The Government’s move to enshrine into law the commitment to spend 0.7 per cent of gross national income on overseas aid is news worth celebrating. This is key to securing vital resources that could change the lives of many people in poverty for the better. Yet government must change how it spends aid, not just how much, to ensure it’s a force for good.
Much UK aid is being used to leverage policy reform in recipient countries that is putting economic development in the hands of corporations, including multinationals. Millions in UK aid is helping to privatise services, remove important trade regulations and put vital resources in the hands of big business. Radical change is needed. The Government must now shift its aid policy to put poor communities, not corporations, first.
Global Justice Now
Silly party games at the Commons
The second episode of BBC2’s documentary Inside the Commons made me very angry indeed.
One assumes that the authorities had granted permission and access to film in Parliament because they earnestly believed that it would show what a jolly hard-working and diligent bunch they are. They could not have been more wrong. This episode dealt with filibustering and private members’ Bills.
Filibustering is the technique whereby members opposed to a Bill waffle on interminably, so that the Bill is defeated by lack of time. In the example shown, it was a smug Tory MP doing the filibustering; and didn’t he look pleased with himself? It could have been filmed at a sixth-form debating society.
The package on private members’ Bills showed how MPs had to camp out, 24 hours a day, opposite the office of a fierce-looking lady who had the power to give them the chance of progressing some cause in which they strongly believed, on a first come, first served basis.
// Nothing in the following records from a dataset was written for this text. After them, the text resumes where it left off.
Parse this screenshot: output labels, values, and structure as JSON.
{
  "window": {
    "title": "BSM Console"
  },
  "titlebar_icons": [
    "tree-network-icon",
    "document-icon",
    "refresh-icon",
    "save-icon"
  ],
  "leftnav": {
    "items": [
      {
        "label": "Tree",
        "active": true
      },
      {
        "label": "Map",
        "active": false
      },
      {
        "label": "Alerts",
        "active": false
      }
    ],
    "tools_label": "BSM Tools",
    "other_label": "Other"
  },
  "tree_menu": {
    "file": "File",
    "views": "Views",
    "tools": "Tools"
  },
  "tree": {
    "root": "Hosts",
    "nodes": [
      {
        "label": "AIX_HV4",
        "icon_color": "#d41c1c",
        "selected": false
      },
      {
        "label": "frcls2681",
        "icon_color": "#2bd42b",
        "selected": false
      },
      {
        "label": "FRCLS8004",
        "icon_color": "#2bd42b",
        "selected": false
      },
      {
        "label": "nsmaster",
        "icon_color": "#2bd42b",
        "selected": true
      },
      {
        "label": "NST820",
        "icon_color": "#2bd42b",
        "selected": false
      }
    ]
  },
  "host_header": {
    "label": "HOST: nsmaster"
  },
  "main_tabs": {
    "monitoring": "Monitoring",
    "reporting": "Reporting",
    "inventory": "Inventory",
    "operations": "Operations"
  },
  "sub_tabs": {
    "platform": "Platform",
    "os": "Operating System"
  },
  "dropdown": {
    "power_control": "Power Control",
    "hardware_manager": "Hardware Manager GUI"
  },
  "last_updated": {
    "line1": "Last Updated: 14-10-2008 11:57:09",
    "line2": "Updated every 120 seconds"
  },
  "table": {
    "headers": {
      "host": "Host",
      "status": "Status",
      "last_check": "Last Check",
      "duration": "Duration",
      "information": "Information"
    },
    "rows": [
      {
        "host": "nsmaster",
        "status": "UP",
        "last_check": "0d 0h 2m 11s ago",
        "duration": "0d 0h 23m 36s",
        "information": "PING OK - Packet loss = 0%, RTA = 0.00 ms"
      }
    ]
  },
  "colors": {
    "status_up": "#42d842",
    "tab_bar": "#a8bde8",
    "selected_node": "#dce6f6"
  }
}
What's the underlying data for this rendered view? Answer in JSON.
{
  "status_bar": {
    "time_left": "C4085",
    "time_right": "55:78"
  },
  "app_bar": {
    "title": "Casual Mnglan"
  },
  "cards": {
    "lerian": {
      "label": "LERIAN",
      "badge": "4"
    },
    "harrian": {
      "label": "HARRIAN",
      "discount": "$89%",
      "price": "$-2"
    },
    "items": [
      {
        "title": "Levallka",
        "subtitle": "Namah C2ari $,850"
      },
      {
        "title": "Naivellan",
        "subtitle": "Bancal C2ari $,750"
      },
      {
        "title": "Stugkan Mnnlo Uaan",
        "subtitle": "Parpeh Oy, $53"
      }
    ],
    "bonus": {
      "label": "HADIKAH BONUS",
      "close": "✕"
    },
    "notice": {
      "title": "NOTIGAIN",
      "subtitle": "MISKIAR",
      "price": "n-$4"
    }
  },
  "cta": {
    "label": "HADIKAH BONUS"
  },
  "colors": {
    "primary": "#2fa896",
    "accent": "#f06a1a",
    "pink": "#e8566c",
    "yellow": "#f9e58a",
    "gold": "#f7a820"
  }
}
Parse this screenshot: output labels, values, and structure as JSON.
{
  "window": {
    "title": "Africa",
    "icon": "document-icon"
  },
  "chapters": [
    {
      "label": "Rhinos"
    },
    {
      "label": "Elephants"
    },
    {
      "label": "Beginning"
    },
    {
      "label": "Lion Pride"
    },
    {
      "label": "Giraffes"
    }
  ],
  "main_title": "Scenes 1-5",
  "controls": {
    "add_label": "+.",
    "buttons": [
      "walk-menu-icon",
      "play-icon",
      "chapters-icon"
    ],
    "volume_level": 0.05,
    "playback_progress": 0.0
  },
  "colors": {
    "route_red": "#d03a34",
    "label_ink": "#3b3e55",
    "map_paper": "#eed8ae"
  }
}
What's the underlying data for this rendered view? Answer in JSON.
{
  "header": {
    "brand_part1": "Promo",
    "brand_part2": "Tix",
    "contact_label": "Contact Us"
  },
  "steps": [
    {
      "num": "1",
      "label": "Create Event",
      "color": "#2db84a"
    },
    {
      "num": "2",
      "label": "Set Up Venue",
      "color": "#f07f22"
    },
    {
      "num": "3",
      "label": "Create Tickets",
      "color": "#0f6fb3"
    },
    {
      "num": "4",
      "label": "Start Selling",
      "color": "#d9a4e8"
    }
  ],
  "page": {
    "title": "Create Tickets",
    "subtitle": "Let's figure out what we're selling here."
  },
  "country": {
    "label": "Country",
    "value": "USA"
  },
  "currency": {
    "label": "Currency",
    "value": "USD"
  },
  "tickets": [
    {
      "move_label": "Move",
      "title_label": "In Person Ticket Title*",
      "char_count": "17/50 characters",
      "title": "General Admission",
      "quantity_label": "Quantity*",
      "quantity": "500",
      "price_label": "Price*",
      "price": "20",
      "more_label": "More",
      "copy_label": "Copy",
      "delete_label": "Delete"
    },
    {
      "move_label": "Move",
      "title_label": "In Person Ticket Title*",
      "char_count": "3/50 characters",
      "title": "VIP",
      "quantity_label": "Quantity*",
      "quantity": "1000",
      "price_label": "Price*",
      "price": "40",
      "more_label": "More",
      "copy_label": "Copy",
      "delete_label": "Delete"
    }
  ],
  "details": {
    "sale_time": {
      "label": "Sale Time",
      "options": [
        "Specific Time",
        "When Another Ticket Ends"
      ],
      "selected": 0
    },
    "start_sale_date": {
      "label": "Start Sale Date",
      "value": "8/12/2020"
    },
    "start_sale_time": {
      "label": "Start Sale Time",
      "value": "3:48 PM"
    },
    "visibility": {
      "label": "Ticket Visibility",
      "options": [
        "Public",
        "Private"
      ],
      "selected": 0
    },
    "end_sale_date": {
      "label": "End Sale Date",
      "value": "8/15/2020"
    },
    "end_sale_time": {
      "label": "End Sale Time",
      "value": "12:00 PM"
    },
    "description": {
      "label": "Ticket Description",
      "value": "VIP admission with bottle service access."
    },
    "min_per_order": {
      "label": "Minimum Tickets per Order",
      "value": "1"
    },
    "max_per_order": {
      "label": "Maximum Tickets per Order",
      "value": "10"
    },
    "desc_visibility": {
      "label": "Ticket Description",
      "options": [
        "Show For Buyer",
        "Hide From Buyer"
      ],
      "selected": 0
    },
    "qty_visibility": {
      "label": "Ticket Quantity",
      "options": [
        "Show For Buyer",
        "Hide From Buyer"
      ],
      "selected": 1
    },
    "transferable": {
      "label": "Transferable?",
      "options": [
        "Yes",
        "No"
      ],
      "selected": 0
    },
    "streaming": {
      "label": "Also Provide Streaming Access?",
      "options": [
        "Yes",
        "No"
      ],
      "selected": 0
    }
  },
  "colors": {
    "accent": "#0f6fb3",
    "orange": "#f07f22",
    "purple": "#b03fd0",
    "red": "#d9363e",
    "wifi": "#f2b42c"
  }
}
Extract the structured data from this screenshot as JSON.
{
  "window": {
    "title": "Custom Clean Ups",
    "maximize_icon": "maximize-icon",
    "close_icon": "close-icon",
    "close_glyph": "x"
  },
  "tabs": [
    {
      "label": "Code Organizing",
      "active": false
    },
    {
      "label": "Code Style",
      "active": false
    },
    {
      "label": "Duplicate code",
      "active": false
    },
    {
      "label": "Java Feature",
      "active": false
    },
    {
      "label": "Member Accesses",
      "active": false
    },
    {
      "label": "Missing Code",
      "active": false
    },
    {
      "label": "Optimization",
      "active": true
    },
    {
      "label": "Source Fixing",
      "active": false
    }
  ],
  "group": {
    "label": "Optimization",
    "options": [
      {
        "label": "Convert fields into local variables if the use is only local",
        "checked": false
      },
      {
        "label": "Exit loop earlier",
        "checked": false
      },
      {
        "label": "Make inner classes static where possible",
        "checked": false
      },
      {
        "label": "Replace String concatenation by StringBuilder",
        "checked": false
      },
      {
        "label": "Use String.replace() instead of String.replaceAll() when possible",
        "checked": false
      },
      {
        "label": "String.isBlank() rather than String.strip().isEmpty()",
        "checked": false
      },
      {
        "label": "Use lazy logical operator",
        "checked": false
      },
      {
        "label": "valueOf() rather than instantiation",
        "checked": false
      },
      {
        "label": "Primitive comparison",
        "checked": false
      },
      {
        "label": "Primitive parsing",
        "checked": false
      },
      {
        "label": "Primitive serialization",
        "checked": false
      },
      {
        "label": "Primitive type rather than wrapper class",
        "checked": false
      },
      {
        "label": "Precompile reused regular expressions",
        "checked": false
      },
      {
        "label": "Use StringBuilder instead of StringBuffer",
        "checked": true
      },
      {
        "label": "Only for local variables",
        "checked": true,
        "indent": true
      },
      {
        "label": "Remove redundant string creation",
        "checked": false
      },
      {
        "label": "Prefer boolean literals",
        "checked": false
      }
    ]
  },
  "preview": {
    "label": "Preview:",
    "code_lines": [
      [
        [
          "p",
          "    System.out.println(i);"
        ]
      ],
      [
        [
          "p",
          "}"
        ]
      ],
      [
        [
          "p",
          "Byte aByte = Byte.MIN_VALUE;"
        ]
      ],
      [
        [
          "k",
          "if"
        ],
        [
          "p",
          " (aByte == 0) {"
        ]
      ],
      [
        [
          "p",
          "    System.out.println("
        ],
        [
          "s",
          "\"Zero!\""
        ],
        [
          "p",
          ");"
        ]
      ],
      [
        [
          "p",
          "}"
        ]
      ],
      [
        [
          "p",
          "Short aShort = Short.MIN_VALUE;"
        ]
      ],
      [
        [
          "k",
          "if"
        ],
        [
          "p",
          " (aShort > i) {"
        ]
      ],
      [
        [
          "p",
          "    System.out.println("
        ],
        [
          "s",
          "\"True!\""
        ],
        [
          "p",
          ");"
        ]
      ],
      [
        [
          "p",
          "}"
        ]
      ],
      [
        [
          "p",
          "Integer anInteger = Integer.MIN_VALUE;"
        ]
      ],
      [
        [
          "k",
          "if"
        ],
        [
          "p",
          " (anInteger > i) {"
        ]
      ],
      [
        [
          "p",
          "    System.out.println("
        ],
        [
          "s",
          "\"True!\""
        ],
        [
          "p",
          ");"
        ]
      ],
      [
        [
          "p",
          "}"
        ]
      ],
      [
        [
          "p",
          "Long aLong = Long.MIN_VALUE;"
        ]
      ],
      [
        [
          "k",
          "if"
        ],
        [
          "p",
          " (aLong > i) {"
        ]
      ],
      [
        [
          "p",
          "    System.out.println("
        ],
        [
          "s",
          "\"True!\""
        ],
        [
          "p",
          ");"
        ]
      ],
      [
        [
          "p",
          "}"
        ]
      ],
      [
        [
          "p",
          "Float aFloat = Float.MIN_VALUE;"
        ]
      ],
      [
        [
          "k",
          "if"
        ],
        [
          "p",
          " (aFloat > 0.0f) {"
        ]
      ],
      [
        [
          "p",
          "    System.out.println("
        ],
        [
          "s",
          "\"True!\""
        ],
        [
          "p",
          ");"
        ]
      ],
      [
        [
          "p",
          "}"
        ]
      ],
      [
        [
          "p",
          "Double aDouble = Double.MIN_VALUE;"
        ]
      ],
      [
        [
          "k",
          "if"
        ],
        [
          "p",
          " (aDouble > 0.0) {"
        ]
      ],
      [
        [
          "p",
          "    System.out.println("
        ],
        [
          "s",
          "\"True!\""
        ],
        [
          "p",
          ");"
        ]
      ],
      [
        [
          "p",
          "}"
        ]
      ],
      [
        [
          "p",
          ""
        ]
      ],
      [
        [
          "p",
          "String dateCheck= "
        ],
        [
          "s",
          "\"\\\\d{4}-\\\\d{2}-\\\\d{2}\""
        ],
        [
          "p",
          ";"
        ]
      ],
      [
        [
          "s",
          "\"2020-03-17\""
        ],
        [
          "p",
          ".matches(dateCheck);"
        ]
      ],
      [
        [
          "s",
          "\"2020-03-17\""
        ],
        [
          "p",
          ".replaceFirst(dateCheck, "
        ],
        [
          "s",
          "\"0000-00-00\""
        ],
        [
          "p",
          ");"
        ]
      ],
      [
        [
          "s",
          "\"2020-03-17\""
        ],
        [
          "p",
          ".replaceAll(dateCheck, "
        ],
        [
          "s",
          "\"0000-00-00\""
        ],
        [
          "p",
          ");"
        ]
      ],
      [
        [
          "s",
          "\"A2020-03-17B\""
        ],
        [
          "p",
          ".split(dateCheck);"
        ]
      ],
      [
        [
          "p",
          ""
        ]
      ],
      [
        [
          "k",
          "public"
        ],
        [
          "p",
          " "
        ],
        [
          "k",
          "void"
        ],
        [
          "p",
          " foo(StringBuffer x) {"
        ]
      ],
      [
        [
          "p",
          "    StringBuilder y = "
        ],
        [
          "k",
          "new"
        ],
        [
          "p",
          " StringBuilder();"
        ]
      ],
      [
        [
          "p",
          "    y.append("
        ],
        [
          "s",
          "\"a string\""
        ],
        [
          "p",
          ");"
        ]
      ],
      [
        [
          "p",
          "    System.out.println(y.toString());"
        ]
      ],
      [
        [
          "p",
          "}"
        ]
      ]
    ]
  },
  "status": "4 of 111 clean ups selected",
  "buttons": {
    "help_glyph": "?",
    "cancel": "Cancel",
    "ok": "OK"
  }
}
Are these silly party-games truly what we should expect our MPs to be indulging in, in the 21st century?
This programme showed us the truth about our democracy, which is that MPs don’t seem to view ruling our country as a particularly serious business.
Rapid response to ‘nuts in cumin’ alert
The article “New food scandal ...” (14 February) does not mention the robust industry response to the presence of undeclared almond protein in two cumin-containing products.
As quoted in the article, the response to this emerging issue has been rapid. In fact, following a number of product recalls in the US and Canada between December and January, the Food and Drink Federation (FDF) contacted the Food Standards Agency (FSA) and other food sector bodies across the world to ensure timely information-sharing on the potential presence of peanut or almond proteins in cumin, and on the available testing methods.
The FSA has stated that currently there is no evidence to link the two UK alerts to the recalls of cumin and cumin-containing products in the US.
FDF and the Seasoning and Spice Association (SSA) support the production of safe and wholesome foods and take matters relating to food safety very seriously. To ensure the quality and integrity of their products, SSA members have in place a series of fully implemented process controls. Consumers can be assured that partners in the UK food chain are collaborating fully to ensure the active management of this issue.
Director of Regulation, Science and Health, Food and Drink Federation
Chiswick’s fierce local heroine
I was so saddened to read your obituary of Anne Naysmith (17 February), having often seen this proud lady in and around Chiswick.
Encountering her in the local post office I foolishly proffered some money, that she might buy herself some food. She looked up, spat at my hand, muttered the word “cock” and turned away. I hurried away, tail between my legs, slightly bemused.
A fiercely independent lady indeed, she will be much missed around Chiswick.